This is Part 1 of the conclusion to 15 year old male CC: fall from vehicle.
Lots of great comments, including an unexpected sidebar discussion on appropriate C-spine clearance! All of our cases on EMS 12-Lead have been altered from their original form to protect patient and provider privacy and it appears I changed things enough to give a different focus. So let's quickly touch on the consideration of spinal immobilization in this case.
Given an alert and oriented patient, normal neurological exam, negative pain to the C-/T-/L-spine, no distracting injuries, and no intoxication, it is not unreasonable to forgo immobilization in this patient. When our story contradicts our patient presentation, we should find the middle ground. Given our physical findings consistent with a more moderate mechanism an unstable spinal injury is unlikely.
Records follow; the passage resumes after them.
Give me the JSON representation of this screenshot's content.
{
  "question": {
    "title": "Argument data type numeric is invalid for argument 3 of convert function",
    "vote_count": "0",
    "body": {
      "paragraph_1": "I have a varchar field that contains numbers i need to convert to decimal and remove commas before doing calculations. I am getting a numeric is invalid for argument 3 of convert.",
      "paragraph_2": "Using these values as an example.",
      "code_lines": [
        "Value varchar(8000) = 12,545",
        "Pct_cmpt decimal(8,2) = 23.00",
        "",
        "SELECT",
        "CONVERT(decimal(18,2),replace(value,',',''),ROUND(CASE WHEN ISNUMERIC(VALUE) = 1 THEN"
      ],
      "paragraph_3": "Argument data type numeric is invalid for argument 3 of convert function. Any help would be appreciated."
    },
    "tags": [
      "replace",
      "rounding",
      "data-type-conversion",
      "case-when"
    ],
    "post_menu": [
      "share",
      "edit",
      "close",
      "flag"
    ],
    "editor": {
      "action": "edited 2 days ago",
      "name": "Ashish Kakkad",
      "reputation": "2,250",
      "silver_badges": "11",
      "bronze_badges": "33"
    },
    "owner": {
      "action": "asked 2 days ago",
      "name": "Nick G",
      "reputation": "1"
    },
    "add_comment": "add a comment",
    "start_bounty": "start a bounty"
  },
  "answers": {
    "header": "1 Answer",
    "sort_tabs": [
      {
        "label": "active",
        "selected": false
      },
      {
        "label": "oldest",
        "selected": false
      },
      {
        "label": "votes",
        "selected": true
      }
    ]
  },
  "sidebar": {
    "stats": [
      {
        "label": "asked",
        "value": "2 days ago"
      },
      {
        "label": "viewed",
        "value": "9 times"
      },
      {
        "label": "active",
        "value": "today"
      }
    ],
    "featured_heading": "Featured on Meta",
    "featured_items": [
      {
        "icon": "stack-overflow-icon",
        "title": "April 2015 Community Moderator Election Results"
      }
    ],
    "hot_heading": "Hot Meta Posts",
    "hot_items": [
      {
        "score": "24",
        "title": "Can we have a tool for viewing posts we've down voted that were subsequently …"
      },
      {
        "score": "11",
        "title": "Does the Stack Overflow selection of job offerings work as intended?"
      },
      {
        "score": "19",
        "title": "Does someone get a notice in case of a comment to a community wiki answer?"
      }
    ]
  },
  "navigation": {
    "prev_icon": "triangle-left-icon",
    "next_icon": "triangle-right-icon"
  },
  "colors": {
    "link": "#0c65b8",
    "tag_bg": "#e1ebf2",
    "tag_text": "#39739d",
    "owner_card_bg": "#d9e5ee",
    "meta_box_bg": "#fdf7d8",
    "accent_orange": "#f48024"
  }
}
Yet, given provider suspicion it is also not unreasonable to place this patient into spinal immobilization. I think you can sell it either way.
However, the patient presentation in this instance was meant to be a distraction for our readers! Let's revisit the first strip to see why:
We've only got one lead, and as some commentors noted there is a lot of artifact. However, lead II has some clear parts with interesting findings that one of the crew members marked up!
We can see regular atrial activity and regular ventricular activity, yet it seems off. Many readers pointed out the likely cause is a 1st Degree AVB with artifact. Based on this strip alone that is the most reasonable explanation. However, as everyone pointed out, it would be prudent to get a cleaner strip and a 12-Lead to confirm our suspicion.
At first glance, our next strip points to uncomplicated 1st Degree AVB. However, as one of my instructors often pointed out, "the PR-interval will not progressively shorten." A closer look at the second strip shows a progressively shortening PRi which eventually prolongates again!
This cannot be an uncomplicated 1st Degree AVB.
By our third strip it is obvious we have something more than a simple prolonged PRi. Leads II and III show hidden P-waves marching out from underneath the QRS complexes. We now have more P-waves than QRS complexes, leaving us with at least a 2nd Degree AVB or a 3rd Degree AVB.
The next two strips were sent in but not included in the original discussion, however, I hope they foster additional discussion as to which high-degree AV block is present.
In the above strip, compare leads II and III closely. Contrast that with your findings in the below strip:
- Given our findings does the argument for a 1st Degree AVB still stand?
- Is a 2nd Degree AVB or 3rd Degree AVB present? Could both be present?
- If it is a 3rd Degree AVB is it complete or is there occasional capture?
- Is it reasonable that our patient's traumatic injury is the cause of these isolated findings on the ECG?